You'll want to be sure that temperatures don't reach 85 degrees Fahrenheit. If you are using a basking lamp, aim to keep one side of the enclosure in the upper 70s or low 80s, while the other side hovers around 74 degrees.
Gargoyle geckos can benefit from some form of light during the day, which will help regulate their day/night cycle as well as improve appetite, activity, and overall health. Aim to have their light on for about 12 hours a day.
The gargoyle gecko requires moderately high humidity levels--aim for between 60 and 70 percent humidity in their enclosure at all times. A digital hygrometer can help gecko owners to monitor humidity levels, as well as adjusting the vents to ensure you’re trapping enough moisture.
The substrate and plants can also be misted on a daily basis if needed. Depending on how well your gecko's enclosure holds humidity, you can mist heavily in the evening and then provide a light mist in the morning. The excess droplets can also be used as a drinking source for your gecko.
Incorporating live plants in your gecko's enclosure can also be helpful to maintain proper humidity levels -- a few options are Philodendron scanden, Devil’s Ivy, and Ficus benjamina.
You'll want to choose an absorbent substrate for your gargoyle gecko, such as bark chips, a mixture of soil and moss, or even newspaper. Just be sure the pieces are very small to prevent your gecko from consuming them.
Food and Water
Though they're omnivores, the gargoyle gecko is considered to be picky. Some may avoid eating live insects, for example, and may need to be fed commercial fruit- and vegetable-based foods. When being kept as a pet, these geckos are routinely fed waxworms and mealworms, crickets, and dubia roaches.
You can opt for gut-loaded insects as well as dusting them with calcium and multivitamin supplements (aim for every other feeding) in order to boost the nutritional value within their diet.
Though they generally don't drink a lot of water, it's still best to include a small water dish in your gecko's enclosure. A shallow dish is best because they may occasionally choose to soak in order to help with shedding, and be sure to clean and replenish the water regularly.
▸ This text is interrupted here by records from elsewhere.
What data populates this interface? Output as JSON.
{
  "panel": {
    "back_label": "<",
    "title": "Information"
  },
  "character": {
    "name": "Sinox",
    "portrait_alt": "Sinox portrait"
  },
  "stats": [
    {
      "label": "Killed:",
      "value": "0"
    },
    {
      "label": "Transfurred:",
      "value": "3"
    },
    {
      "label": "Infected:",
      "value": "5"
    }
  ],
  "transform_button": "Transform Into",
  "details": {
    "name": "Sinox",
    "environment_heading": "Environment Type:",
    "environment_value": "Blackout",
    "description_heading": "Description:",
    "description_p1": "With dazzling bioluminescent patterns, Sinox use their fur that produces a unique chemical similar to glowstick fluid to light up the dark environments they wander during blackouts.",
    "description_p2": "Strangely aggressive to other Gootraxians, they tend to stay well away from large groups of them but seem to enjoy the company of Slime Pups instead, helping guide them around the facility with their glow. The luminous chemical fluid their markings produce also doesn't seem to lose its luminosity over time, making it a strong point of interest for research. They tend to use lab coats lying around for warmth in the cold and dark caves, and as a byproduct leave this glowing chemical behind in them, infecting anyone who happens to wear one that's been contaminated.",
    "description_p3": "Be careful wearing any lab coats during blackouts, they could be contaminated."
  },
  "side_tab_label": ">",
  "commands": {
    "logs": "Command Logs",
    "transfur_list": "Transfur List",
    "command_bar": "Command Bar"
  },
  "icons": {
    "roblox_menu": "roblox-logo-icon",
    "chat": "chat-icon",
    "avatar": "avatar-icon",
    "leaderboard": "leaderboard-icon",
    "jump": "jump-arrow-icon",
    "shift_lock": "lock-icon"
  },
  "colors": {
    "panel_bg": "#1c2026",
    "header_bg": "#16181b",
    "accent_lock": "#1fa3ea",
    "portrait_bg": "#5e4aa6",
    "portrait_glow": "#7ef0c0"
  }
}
Common Health Problems
The gargoyle gecko isn't associated with any significant health problems, although they are prone to common ailments that affect reptiles--these include bacterial issues, respiratory infections, and metabolic bone disease.
Fortunately, these diseases can often be preventable. For example, metabolic bone disease occurs when your pet doesn't take in enough calcium since reptiles require UV exposure to naturally synthesize calcium. Respiratory infections are usually caused by improper temperature and humidity levels in your pet gecko's enclosure. A source of UV light and calcium supplements with their food can help ward off bone disease, while bacterial infections can be avoided with proper cleaning.
Choosing Your Gargoyle Gecko
Among the least expensive of all the species of gecko, you can typically take home a gargoyle gecko for as little as $50 (although some can cost up to a few hundred dollars). There are certain traits that can cause a gecko to run closer to $1,000. Keep in mind that a female gecko is generally more valuable (and likely more expensive) than a male.
You can find gargoyle geckos in a wide variety of colors and patterns, and they can also vary in size to a certain degree. You may want to inquire about the traits that your gecko has been bred for; in gargoyle geckos, for example, many breeders will selectively breed for their knob or horn size. You'll also want to observe your gecko for how it reacts to handling, as most gargoyle geckos will take time and patience to adapt to being handled by a human (and even then most will only tolerate it sporadically and for short periods of time).
Different Species of Gecko
If you're interested in other pet gecko species, why not check out: